Film Africa Day One – It’s straight to business after celebrating last night’s Opening Night film Narrow Frame Of Midnight. We had a full house and the atmosphere was great as we kicked off 2014’s festival in the beautiful Hackney Picturehouse. Reception to the film was unanimously positive and people came in their droves to congratulate director Tala Hadid on her success:
Celebrations continued into the wee hours of the morn as we took the party upstairs for a very special opening night party. Where drinks flowed and spirits were high. May the positivity and celebrations continue!
With barely any time to recuperate ourselves the Film Africa team has been up and at them bringing the best in African cinema to London. We kicked off with an intimate and very honest masterclass with ‘Lady Of The Moment’ Tala Hadid, who graciously and warmly discussed her thoughts and process about filmmaking at the stunning South London Gallery. Guests were welcomed into an atmosphere of relaxation and serious discussion about Hadid’s work, her influences and her thoughts on film:

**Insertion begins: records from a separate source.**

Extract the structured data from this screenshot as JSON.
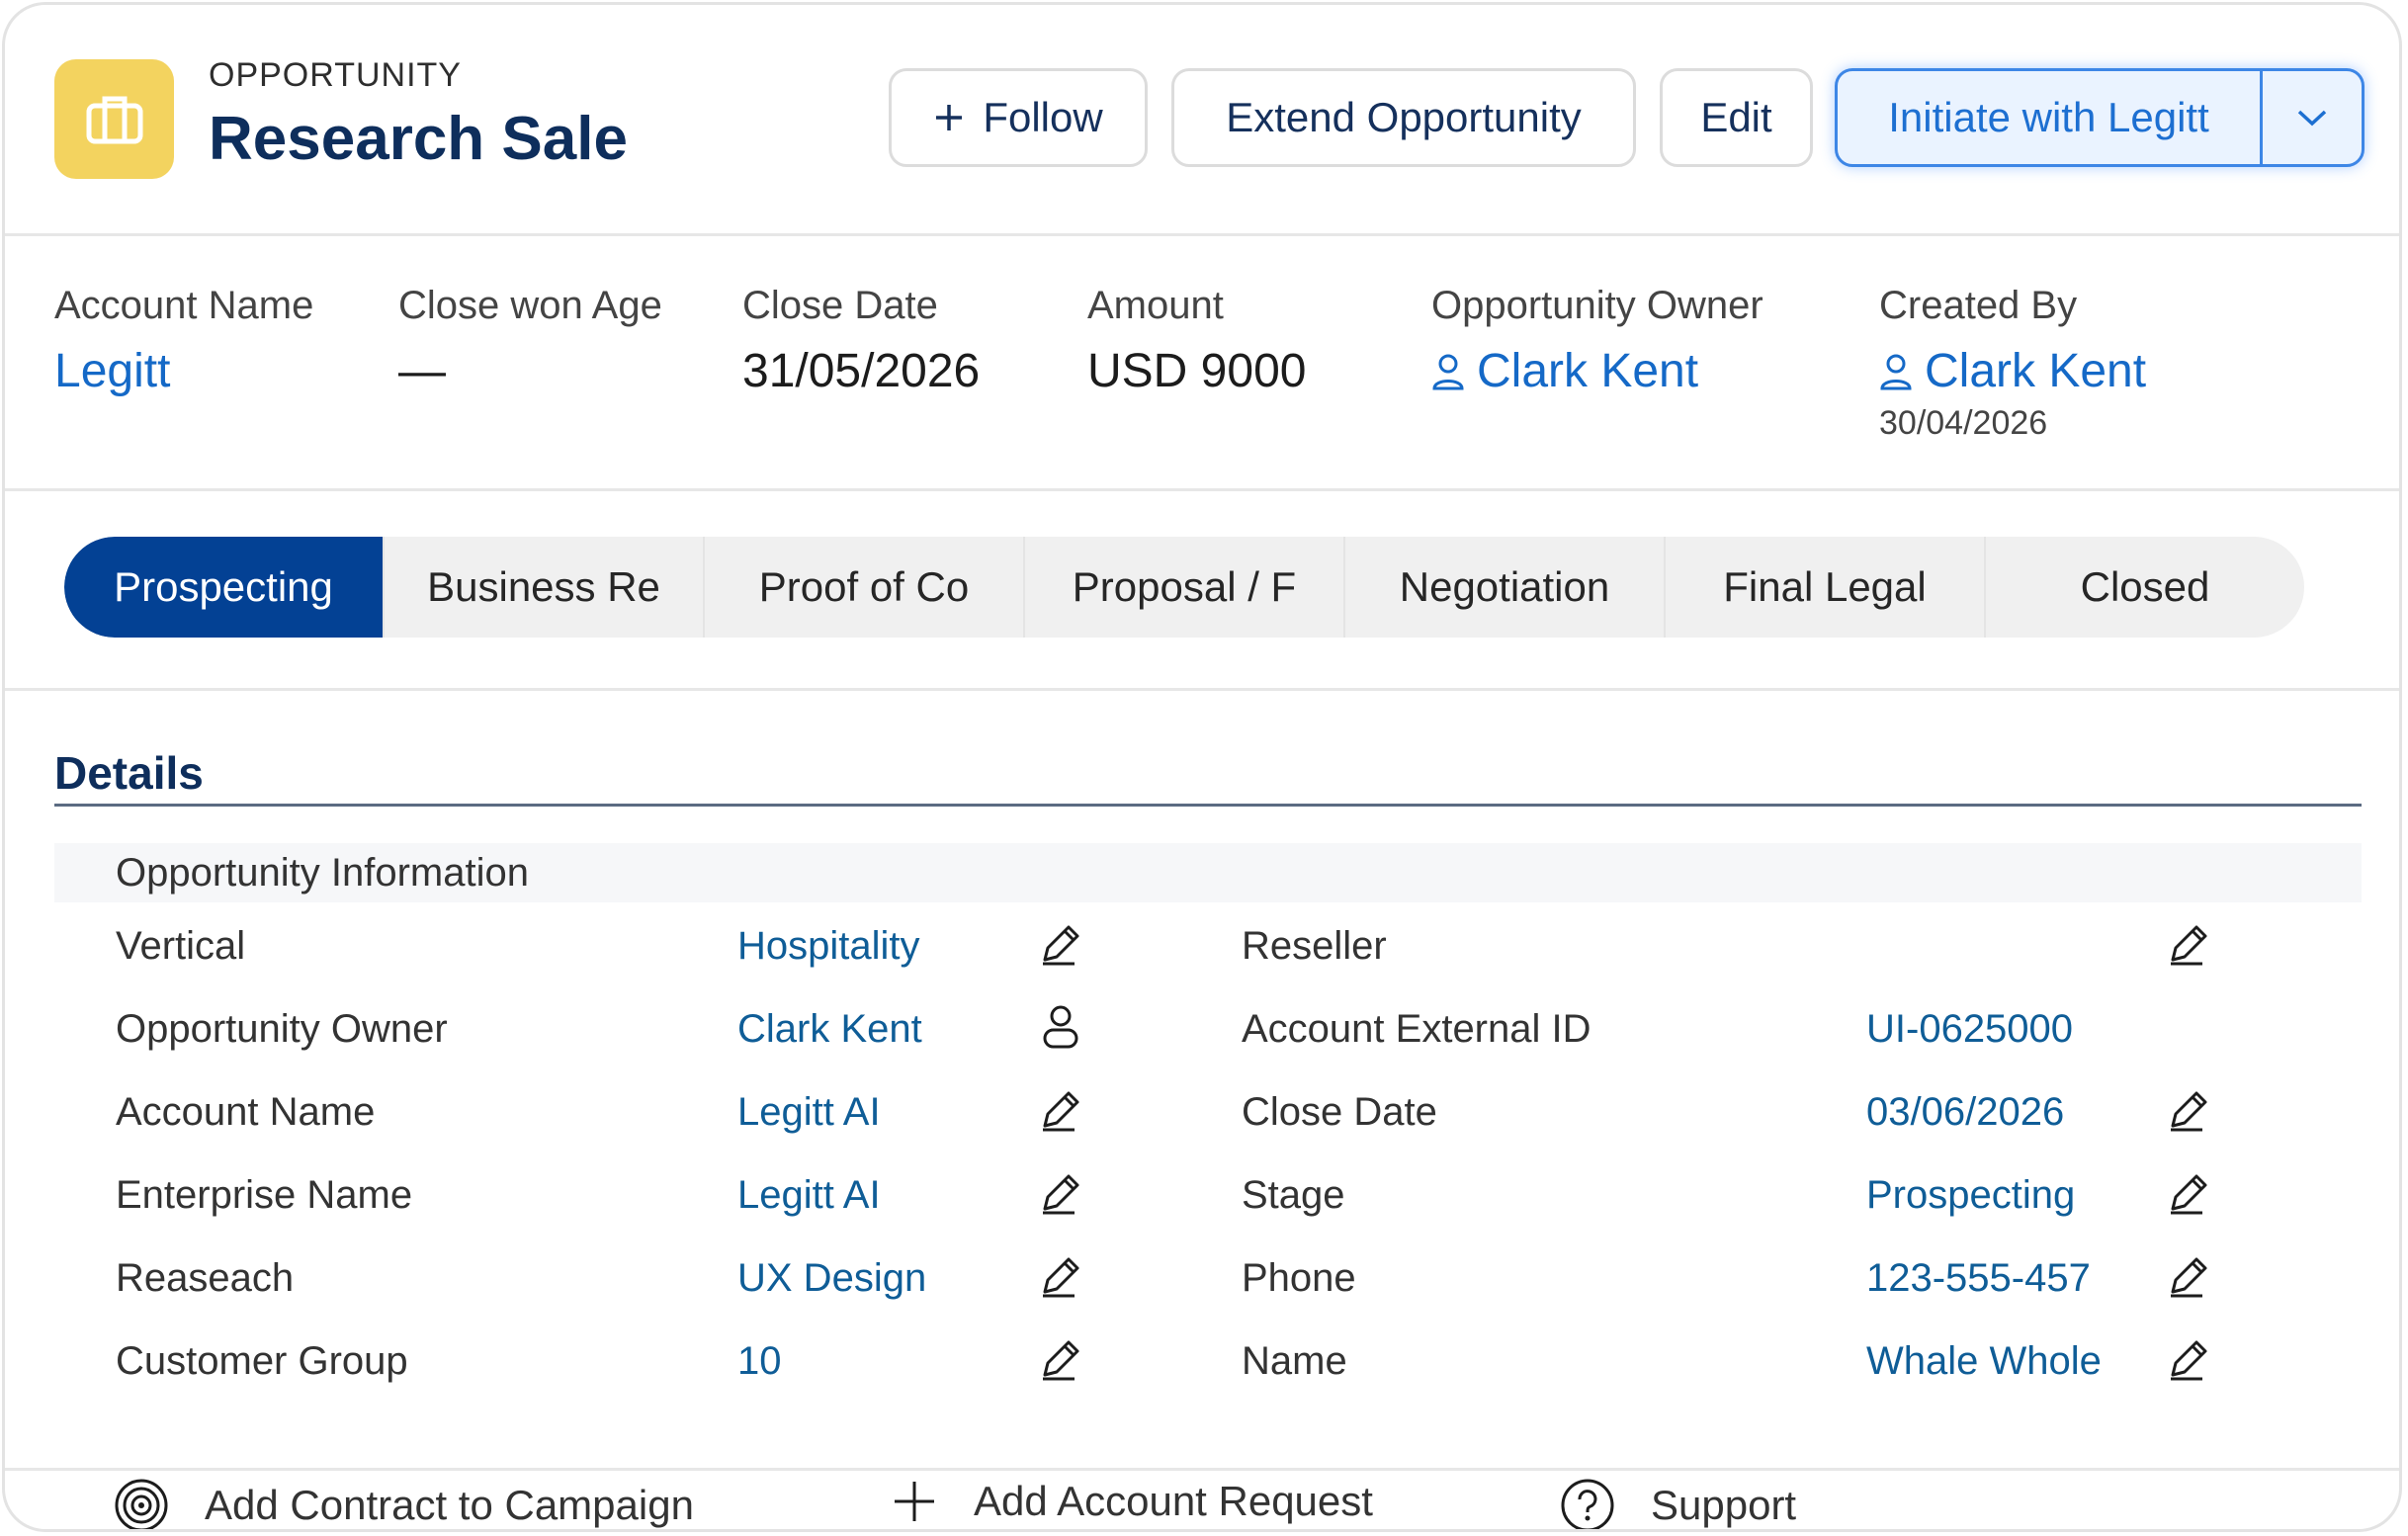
{
  "header": {
    "object_type": "OPPORTUNITY",
    "record_name": "Research Sale",
    "icon": "briefcase-icon",
    "buttons": {
      "follow": "Follow",
      "extend": "Extend Opportunity",
      "edit": "Edit",
      "initiate": "Initiate with Legitt"
    }
  },
  "highlights": [
    {
      "label": "Account Name",
      "value": "Legitt",
      "link": true
    },
    {
      "label": "Close won Age",
      "value": "—",
      "link": false
    },
    {
      "label": "Close Date",
      "value": "31/05/2026",
      "link": false
    },
    {
      "label": "Amount",
      "value": "USD 9000",
      "link": false
    },
    {
      "label": "Opportunity Owner",
      "value": "Clark Kent",
      "link": true,
      "icon": "user-icon"
    },
    {
      "label": "Created By",
      "value": "Clark Kent",
      "link": true,
      "icon": "user-icon",
      "sub": "30/04/2026"
    }
  ],
  "path": {
    "steps": [
      "Prospecting",
      "Business Re",
      "Proof of Co",
      "Proposal / F",
      "Negotiation",
      "Final Legal",
      "Closed"
    ],
    "active_index": 0
  },
  "details": {
    "title": "Details",
    "section": "Opportunity Information",
    "left_fields": [
      {
        "label": "Vertical",
        "value": "Hospitality",
        "icon": "pencil-icon"
      },
      {
        "label": "Opportunity Owner",
        "value": "Clark Kent",
        "icon": "person-icon"
      },
      {
        "label": "Account Name",
        "value": "Legitt AI",
        "icon": "pencil-icon"
      },
      {
        "label": "Enterprise Name",
        "value": "Legitt AI",
        "icon": "pencil-icon"
      },
      {
        "label": "Reaseach",
        "value": "UX Design",
        "icon": "pencil-icon"
      },
      {
        "label": "Customer Group",
        "value": "10",
        "icon": "pencil-icon"
      }
    ],
    "right_fields": [
      {
        "label": "Reseller",
        "value": "",
        "icon": "pencil-icon"
      },
      {
        "label": "Account External ID",
        "value": "UI-0625000",
        "icon": ""
      },
      {
        "label": "Close Date",
        "value": "03/06/2026",
        "icon": "pencil-icon"
      },
      {
        "label": "Stage",
        "value": "Prospecting",
        "icon": "pencil-icon"
      },
      {
        "label": "Phone",
        "value": "123-555-457",
        "icon": "pencil-icon"
      },
      {
        "label": "Name",
        "value": "Whale Whole",
        "icon": "pencil-icon"
      }
    ]
  },
  "footer": [
    {
      "label": "Add Contract to Campaign",
      "icon": "target-icon"
    },
    {
      "label": "Add Account Request",
      "icon": "plus-icon"
    },
    {
      "label": "Support",
      "icon": "help-circle-icon"
    }
  ],
  "colors": {
    "accent_navy": "#034194",
    "link_blue": "#1569c7",
    "field_value_blue": "#0f5d97",
    "logo_yellow": "#f3d35f",
    "primary_button_bg": "#eaf3ff"
  }
}
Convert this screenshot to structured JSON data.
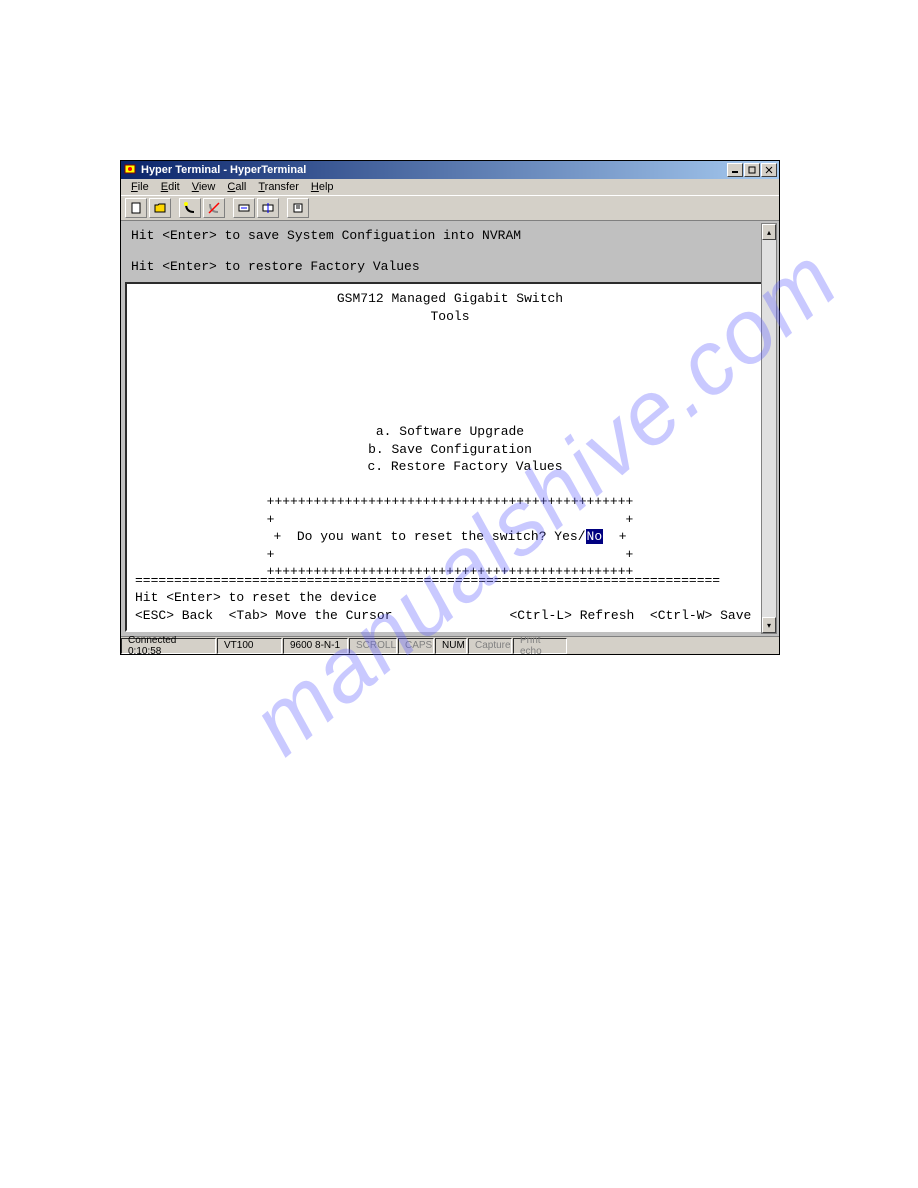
{
  "titlebar": {
    "text": "Hyper Terminal - HyperTerminal"
  },
  "menubar": [
    "File",
    "Edit",
    "View",
    "Call",
    "Transfer",
    "Help"
  ],
  "terminal": {
    "top_line1": "Hit <Enter> to save System Configuation into NVRAM",
    "top_line2": "Hit <Enter> to restore Factory Values",
    "header1": "GSM712 Managed Gigabit Switch",
    "header2": "Tools",
    "opt_a": "a. Software Upgrade",
    "opt_b": "b. Save Configuration",
    "opt_c": "c. Restore Factory Values",
    "border": "+++++++++++++++++++++++++++++++++++++++++++++++",
    "dialog_empty": "+                                             +",
    "dialog_q": "+  Do you want to reset the switch? Yes/",
    "dialog_highlight": "No",
    "dialog_end": "  +",
    "divider": "===========================================================================",
    "footer1": "Hit <Enter> to reset the device",
    "footer2_left": "<ESC> Back  <Tab> Move the Cursor",
    "footer2_right": "<Ctrl-L> Refresh  <Ctrl-W> Save"
  },
  "statusbar": {
    "connected": "Connected 0:10:58",
    "emulation": "VT100",
    "baud": "9600 8-N-1",
    "scroll": "SCROLL",
    "caps": "CAPS",
    "num": "NUM",
    "capture": "Capture",
    "print": "Print echo"
  },
  "watermark": "manualshive.com"
}
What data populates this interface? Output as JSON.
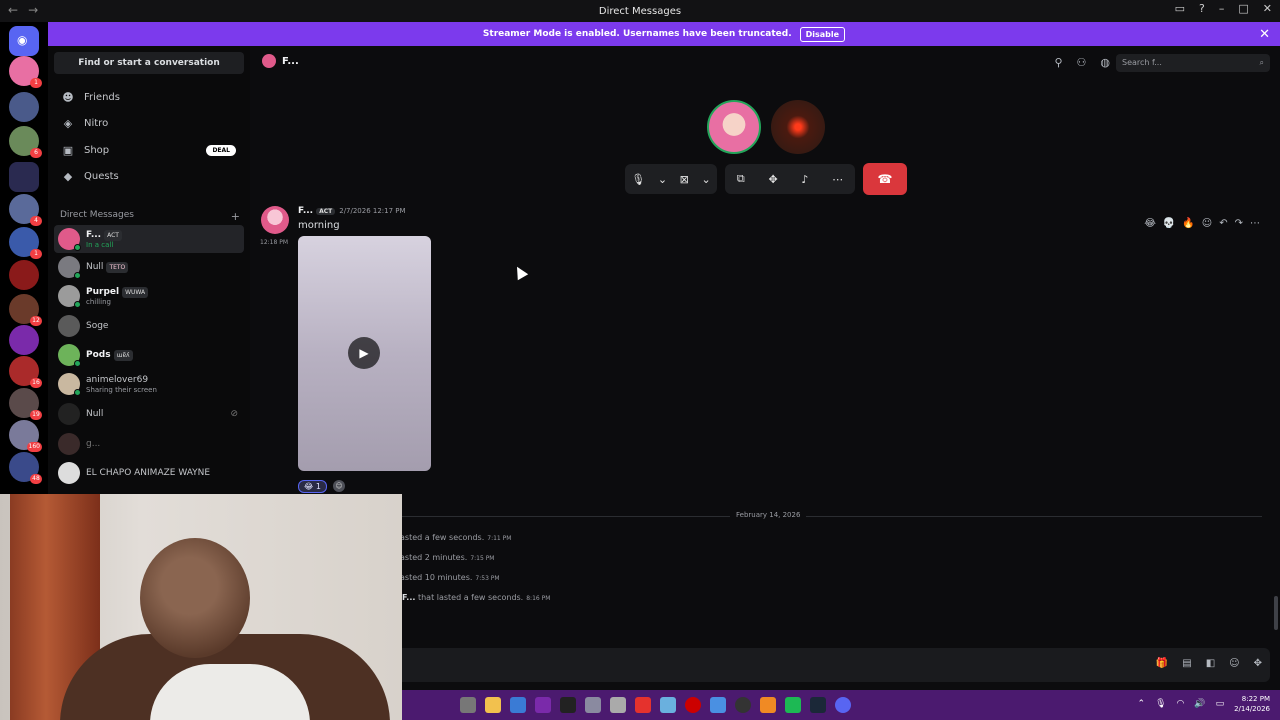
{
  "window": {
    "title": "Direct Messages"
  },
  "banner": {
    "text": "Streamer Mode is enabled. Usernames have been truncated.",
    "button": "Disable"
  },
  "sidebar": {
    "find_label": "Find or start a conversation",
    "nav": [
      {
        "label": "Friends",
        "icon": "friends-icon"
      },
      {
        "label": "Nitro",
        "icon": "nitro-icon"
      },
      {
        "label": "Shop",
        "icon": "shop-icon",
        "badge": "DEAL"
      },
      {
        "label": "Quests",
        "icon": "quests-icon"
      }
    ],
    "dm_header": "Direct Messages",
    "dms": [
      {
        "name": "F...",
        "tag": "ACT",
        "status": "In a call",
        "color": "#e05a8a"
      },
      {
        "name": "Null",
        "tag": "TETO",
        "status": "",
        "color": "#7a7a80"
      },
      {
        "name": "Purpel",
        "tag": "WUWA",
        "status": "chilling",
        "color": "#9b9b9b"
      },
      {
        "name": "Soge",
        "tag": "",
        "status": "",
        "color": "#5a5a5a"
      },
      {
        "name": "Pods",
        "tag": "ɯɐ̃ʎ",
        "status": "",
        "color": "#6db35a"
      },
      {
        "name": "animelover69",
        "tag": "",
        "status": "Sharing their screen",
        "color": "#c9b8a0"
      },
      {
        "name": "Null",
        "tag": "",
        "status": "",
        "color": "#222"
      },
      {
        "name": "g...",
        "tag": "",
        "status": "",
        "color": "#3a2a2a"
      },
      {
        "name": "EL CHAPO ANIMAZE WAYNE",
        "tag": "",
        "status": "",
        "color": "#ddd"
      }
    ]
  },
  "channel": {
    "name": "F...",
    "search_placeholder": "Search f..."
  },
  "call": {
    "avatar1_color": "#e86fa3",
    "avatar2_color": "#8a2a1a"
  },
  "message": {
    "author": "F...",
    "tag": "ACT",
    "timestamp": "2/7/2026 12:17 PM",
    "text": "morning",
    "side_time": "12:18 PM",
    "reaction_count": "1"
  },
  "divider": {
    "date": "February 14, 2026"
  },
  "system_messages": [
    {
      "text": "asted a few seconds.",
      "time": "7:11 PM"
    },
    {
      "text": "asted 2 minutes.",
      "time": "7:15 PM"
    },
    {
      "text": "asted 10 minutes.",
      "time": "7:53 PM"
    },
    {
      "author": "F...",
      "text": "that lasted a few seconds.",
      "time": "8:16 PM"
    }
  ],
  "taskbar": {
    "time": "8:22 PM",
    "date": "2/14/2026"
  },
  "colors": {
    "accent": "#5865f2",
    "banner": "#7c3aed",
    "danger": "#da373c",
    "taskbar": "#4b1a6f"
  }
}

Fiction that has a conventional narrative structure, a false environment is elaborately created in order to try and extract moments or flashes of truth. For me, I work in an uncoventional sense, in a similiar vein to Abbas Kiarostami’s Taste of Cherry or the work of Mike Leigh, I seek to create as truthful environment as possible where the nuggets of truth extracted feel more natural, more potent.
Hadid’s influences including the ones mentioned gave a real sense of who she is as an artist and as a producer of culture. Her anecdotes about her photography experience were also enlightening and hilarious. Her warmth and openness and genuine interest in her audience and what brought them to the session made this masterclass a valuable and resounding success.
BUT THE DAY HADN’T EVEN BEGUN!
Today Film Africa was packed to the brim with excellent African cinema. Highlights included the wonderful Women, Entirely Women with a deeply emotional panel discussion with representatives from the Foundation for Women’s Health, Research and Development (FORWARD).
There was also the intimate and brutally honest Suffering Is A School of Wisdom. Down at Rich Mix people were up in arms about our excellent documentary double bill examinng African women’s achievement in literature with the Art of Ama Ata Aidoo and Ken Bugul: Nobody Wants Her.
Celebrating emerging talent and newcomers to African cinema was a big feature with the first of two screenings of Film Africa’s nominations for the Baobab Award. Shorts on show included the lyrical Afronauts, based on the Zambian space programme in the 1970s and Kanyekanye‘s fable about forbidden romance along colour lines.
To end the day, we had some excellent classics with Come Back, Africa which screened back to back with the harrowing and powerful 1994: The Bloody Miracle and the Battle of Algiers and the European Premiere of Fadhma n’Soumer, the historical epic about Algeria’s very own ‘Joan of Arc’ with a special Q&A with director Belkacem Hadjadj and Fadhma herself, Laëtitia Eïdo.